◆ Task instructions
In this exercise, reproduce all the entries that follow exactly.

◆ Available data

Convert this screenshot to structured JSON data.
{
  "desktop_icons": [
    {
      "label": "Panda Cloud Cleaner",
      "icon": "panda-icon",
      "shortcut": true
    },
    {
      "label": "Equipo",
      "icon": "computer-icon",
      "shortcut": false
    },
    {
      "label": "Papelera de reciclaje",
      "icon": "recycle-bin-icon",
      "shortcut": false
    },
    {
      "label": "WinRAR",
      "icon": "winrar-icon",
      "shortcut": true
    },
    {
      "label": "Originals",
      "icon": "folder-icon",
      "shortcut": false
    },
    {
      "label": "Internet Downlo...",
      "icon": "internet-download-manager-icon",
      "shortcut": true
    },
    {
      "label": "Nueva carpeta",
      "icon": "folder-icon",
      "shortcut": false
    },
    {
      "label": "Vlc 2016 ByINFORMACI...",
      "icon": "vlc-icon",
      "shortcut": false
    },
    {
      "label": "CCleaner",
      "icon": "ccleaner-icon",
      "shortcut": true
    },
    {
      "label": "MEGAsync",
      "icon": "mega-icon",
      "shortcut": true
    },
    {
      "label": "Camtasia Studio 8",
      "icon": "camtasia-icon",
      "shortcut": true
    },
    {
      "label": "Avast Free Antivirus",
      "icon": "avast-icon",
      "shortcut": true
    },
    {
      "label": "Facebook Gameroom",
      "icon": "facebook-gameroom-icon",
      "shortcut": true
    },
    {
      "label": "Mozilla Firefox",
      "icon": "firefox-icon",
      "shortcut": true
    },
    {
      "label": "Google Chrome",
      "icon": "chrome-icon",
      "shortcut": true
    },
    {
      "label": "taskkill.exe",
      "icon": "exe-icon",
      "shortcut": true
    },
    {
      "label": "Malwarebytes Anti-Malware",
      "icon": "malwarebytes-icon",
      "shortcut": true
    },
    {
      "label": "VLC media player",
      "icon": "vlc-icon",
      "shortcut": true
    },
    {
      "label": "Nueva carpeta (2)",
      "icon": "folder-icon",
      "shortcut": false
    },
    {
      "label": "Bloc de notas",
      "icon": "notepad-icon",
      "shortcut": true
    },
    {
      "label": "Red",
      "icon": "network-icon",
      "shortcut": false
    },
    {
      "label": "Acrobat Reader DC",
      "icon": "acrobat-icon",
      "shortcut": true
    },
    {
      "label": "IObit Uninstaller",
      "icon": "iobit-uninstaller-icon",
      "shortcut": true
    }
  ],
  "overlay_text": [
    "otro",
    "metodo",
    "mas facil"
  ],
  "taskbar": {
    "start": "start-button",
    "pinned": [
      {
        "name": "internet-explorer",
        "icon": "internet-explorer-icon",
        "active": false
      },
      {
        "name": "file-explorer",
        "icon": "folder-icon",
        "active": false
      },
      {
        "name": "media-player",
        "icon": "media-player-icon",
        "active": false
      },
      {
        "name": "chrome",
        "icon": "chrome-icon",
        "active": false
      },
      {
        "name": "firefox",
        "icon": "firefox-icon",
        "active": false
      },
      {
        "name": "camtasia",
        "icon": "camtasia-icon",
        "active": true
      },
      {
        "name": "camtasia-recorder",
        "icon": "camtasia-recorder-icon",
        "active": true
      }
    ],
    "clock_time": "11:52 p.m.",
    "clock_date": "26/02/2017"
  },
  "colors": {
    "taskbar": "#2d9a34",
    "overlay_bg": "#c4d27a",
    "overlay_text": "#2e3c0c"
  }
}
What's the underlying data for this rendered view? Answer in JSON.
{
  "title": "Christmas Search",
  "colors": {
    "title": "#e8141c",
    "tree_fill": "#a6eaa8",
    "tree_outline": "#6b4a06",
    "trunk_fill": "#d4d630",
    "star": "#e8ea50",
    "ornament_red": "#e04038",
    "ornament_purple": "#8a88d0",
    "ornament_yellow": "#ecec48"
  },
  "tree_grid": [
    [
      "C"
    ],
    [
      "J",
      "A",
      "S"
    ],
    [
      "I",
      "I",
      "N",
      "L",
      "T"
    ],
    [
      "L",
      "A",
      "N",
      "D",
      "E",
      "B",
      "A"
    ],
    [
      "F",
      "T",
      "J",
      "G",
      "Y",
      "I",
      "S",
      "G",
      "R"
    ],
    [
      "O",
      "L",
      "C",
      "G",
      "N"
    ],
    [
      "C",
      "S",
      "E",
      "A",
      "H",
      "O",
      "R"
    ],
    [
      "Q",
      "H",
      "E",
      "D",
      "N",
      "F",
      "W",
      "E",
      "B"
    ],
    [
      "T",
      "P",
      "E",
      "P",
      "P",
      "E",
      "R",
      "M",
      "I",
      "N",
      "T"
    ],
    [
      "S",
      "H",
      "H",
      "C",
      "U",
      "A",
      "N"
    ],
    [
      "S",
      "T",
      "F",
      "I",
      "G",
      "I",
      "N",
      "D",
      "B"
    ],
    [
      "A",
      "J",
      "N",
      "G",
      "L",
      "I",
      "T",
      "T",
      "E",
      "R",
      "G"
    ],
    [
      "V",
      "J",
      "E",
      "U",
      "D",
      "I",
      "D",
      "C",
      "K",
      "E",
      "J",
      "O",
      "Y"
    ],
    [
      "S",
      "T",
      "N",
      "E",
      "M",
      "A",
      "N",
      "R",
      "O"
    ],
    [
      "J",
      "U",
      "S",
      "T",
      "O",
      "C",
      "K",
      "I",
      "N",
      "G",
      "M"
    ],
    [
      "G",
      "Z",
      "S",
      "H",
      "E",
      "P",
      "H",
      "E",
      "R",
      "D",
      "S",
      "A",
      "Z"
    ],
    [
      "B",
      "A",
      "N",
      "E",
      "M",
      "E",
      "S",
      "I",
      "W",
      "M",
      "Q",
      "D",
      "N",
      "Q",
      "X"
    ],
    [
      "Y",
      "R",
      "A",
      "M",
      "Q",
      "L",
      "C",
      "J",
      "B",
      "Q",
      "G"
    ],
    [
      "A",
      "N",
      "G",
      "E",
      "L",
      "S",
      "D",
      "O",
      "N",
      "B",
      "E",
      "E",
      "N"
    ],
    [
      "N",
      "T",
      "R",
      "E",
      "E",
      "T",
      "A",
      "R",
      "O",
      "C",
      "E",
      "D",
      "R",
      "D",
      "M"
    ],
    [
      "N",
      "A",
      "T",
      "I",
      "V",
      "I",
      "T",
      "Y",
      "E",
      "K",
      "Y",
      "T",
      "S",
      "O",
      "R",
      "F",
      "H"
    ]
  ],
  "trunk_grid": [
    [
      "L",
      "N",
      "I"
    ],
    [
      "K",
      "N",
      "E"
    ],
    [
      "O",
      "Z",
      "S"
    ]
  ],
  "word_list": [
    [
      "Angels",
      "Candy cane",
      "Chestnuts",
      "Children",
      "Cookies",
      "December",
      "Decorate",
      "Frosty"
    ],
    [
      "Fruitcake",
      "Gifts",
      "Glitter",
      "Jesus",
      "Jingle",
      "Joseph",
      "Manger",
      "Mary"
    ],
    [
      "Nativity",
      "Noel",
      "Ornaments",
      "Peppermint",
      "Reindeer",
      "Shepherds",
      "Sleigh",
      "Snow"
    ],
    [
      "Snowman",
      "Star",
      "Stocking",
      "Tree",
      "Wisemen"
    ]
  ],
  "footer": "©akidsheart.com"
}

◆ Answer
Convert this screenshot to structured JSON data.
{
  "desktop_icons": [
    {
      "label": "Panda Cloud Cleaner",
      "icon": "panda-icon",
      "shortcut": true
    },
    {
      "label": "Equipo",
      "icon": "computer-icon",
      "shortcut": false
    },
    {
      "label": "Papelera de reciclaje",
      "icon": "recycle-bin-icon",
      "shortcut": false
    },
    {
      "label": "WinRAR",
      "icon": "winrar-icon",
      "shortcut": true
    },
    {
      "label": "Originals",
      "icon": "folder-icon",
      "shortcut": false
    },
    {
      "label": "Internet Downlo...",
      "icon": "internet-download-manager-icon",
      "shortcut": true
    },
    {
      "label": "Nueva carpeta",
      "icon": "folder-icon",
      "shortcut": false
    },
    {
      "label": "Vlc 2016 ByINFORMACI...",
      "icon": "vlc-icon",
      "shortcut": false
    },
    {
      "label": "CCleaner",
      "icon": "ccleaner-icon",
      "shortcut": true
    },
    {
      "label": "MEGAsync",
      "icon": "mega-icon",
      "shortcut": true
    },
    {
      "label": "Camtasia Studio 8",
      "icon": "camtasia-icon",
      "shortcut": true
    },
    {
      "label": "Avast Free Antivirus",
      "icon": "avast-icon",
      "shortcut": true
    },
    {
      "label": "Facebook Gameroom",
      "icon": "facebook-gameroom-icon",
      "shortcut": true
    },
    {
      "label": "Mozilla Firefox",
      "icon": "firefox-icon",
      "shortcut": true
    },
    {
      "label": "Google Chrome",
      "icon": "chrome-icon",
      "shortcut": true
    },
    {
      "label": "taskkill.exe",
      "icon": "exe-icon",
      "shortcut": true
    },
    {
      "label": "Malwarebytes Anti-Malware",
      "icon": "malwarebytes-icon",
      "shortcut": true
    },
    {
      "label": "VLC media player",
      "icon": "vlc-icon",
      "shortcut": true
    },
    {
      "label": "Nueva carpeta (2)",
      "icon": "folder-icon",
      "shortcut": false
    },
    {
      "label": "Bloc de notas",
      "icon": "notepad-icon",
      "shortcut": true
    },
    {
      "label": "Red",
      "icon": "network-icon",
      "shortcut": false
    },
    {
      "label": "Acrobat Reader DC",
      "icon": "acrobat-icon",
      "shortcut": true
    },
    {
      "label": "IObit Uninstaller",
      "icon": "iobit-uninstaller-icon",
      "shortcut": true
    }
  ],
  "overlay_text": [
    "otro",
    "metodo",
    "mas facil"
  ],
  "taskbar": {
    "start": "start-button",
    "pinned": [
      {
        "name": "internet-explorer",
        "icon": "internet-explorer-icon",
        "active": false
      },
      {
        "name": "file-explorer",
        "icon": "folder-icon",
        "active": false
      },
      {
        "name": "media-player",
        "icon": "media-player-icon",
        "active": false
      },
      {
        "name": "chrome",
        "icon": "chrome-icon",
        "active": false
      },
      {
        "name": "firefox",
        "icon": "firefox-icon",
        "active": false
      },
      {
        "name": "camtasia",
        "icon": "camtasia-icon",
        "active": true
      },
      {
        "name": "camtasia-recorder",
        "icon": "camtasia-recorder-icon",
        "active": true
      }
    ],
    "clock_time": "11:52 p.m.",
    "clock_date": "26/02/2017"
  },
  "colors": {
    "taskbar": "#2d9a34",
    "overlay_bg": "#c4d27a",
    "overlay_text": "#2e3c0c"
  }
}
What's the underlying data for this rendered view? Answer in JSON.
{
  "title": "Christmas Search",
  "colors": {
    "title": "#e8141c",
    "tree_fill": "#a6eaa8",
    "tree_outline": "#6b4a06",
    "trunk_fill": "#d4d630",
    "star": "#e8ea50",
    "ornament_red": "#e04038",
    "ornament_purple": "#8a88d0",
    "ornament_yellow": "#ecec48"
  },
  "tree_grid": [
    [
      "C"
    ],
    [
      "J",
      "A",
      "S"
    ],
    [
      "I",
      "I",
      "N",
      "L",
      "T"
    ],
    [
      "L",
      "A",
      "N",
      "D",
      "E",
      "B",
      "A"
    ],
    [
      "F",
      "T",
      "J",
      "G",
      "Y",
      "I",
      "S",
      "G",
      "R"
    ],
    [
      "O",
      "L",
      "C",
      "G",
      "N"
    ],
    [
      "C",
      "S",
      "E",
      "A",
      "H",
      "O",
      "R"
    ],
    [
      "Q",
      "H",
      "E",
      "D",
      "N",
      "F",
      "W",
      "E",
      "B"
    ],
    [
      "T",
      "P",
      "E",
      "P",
      "P",
      "E",
      "R",
      "M",
      "I",
      "N",
      "T"
    ],
    [
      "S",
      "H",
      "H",
      "C",
      "U",
      "A",
      "N"
    ],
    [
      "S",
      "T",
      "F",
      "I",
      "G",
      "I",
      "N",
      "D",
      "B"
    ],
    [
      "A",
      "J",
      "N",
      "G",
      "L",
      "I",
      "T",
      "T",
      "E",
      "R",
      "G"
    ],
    [
      "V",
      "J",
      "E",
      "U",
      "D",
      "I",
      "D",
      "C",
      "K",
      "E",
      "J",
      "O",
      "Y"
    ],
    [
      "S",
      "T",
      "N",
      "E",
      "M",
      "A",
      "N",
      "R",
      "O"
    ],
    [
      "J",
      "U",
      "S",
      "T",
      "O",
      "C",
      "K",
      "I",
      "N",
      "G",
      "M"
    ],
    [
      "G",
      "Z",
      "S",
      "H",
      "E",
      "P",
      "H",
      "E",
      "R",
      "D",
      "S",
      "A",
      "Z"
    ],
    [
      "B",
      "A",
      "N",
      "E",
      "M",
      "E",
      "S",
      "I",
      "W",
      "M",
      "Q",
      "D",
      "N",
      "Q",
      "X"
    ],
    [
      "Y",
      "R",
      "A",
      "M",
      "Q",
      "L",
      "C",
      "J",
      "B",
      "Q",
      "G"
    ],
    [
      "A",
      "N",
      "G",
      "E",
      "L",
      "S",
      "D",
      "O",
      "N",
      "B",
      "E",
      "E",
      "N"
    ],
    [
      "N",
      "T",
      "R",
      "E",
      "E",
      "T",
      "A",
      "R",
      "O",
      "C",
      "E",
      "D",
      "R",
      "D",
      "M"
    ],
    [
      "N",
      "A",
      "T",
      "I",
      "V",
      "I",
      "T",
      "Y",
      "E",
      "K",
      "Y",
      "T",
      "S",
      "O",
      "R",
      "F",
      "H"
    ]
  ],
  "trunk_grid": [
    [
      "L",
      "N",
      "I"
    ],
    [
      "K",
      "N",
      "E"
    ],
    [
      "O",
      "Z",
      "S"
    ]
  ],
  "word_list": [
    [
      "Angels",
      "Candy cane",
      "Chestnuts",
      "Children",
      "Cookies",
      "December",
      "Decorate",
      "Frosty"
    ],
    [
      "Fruitcake",
      "Gifts",
      "Glitter",
      "Jesus",
      "Jingle",
      "Joseph",
      "Manger",
      "Mary"
    ],
    [
      "Nativity",
      "Noel",
      "Ornaments",
      "Peppermint",
      "Reindeer",
      "Shepherds",
      "Sleigh",
      "Snow"
    ],
    [
      "Snowman",
      "Star",
      "Stocking",
      "Tree",
      "Wisemen"
    ]
  ],
  "footer": "©akidsheart.com"
}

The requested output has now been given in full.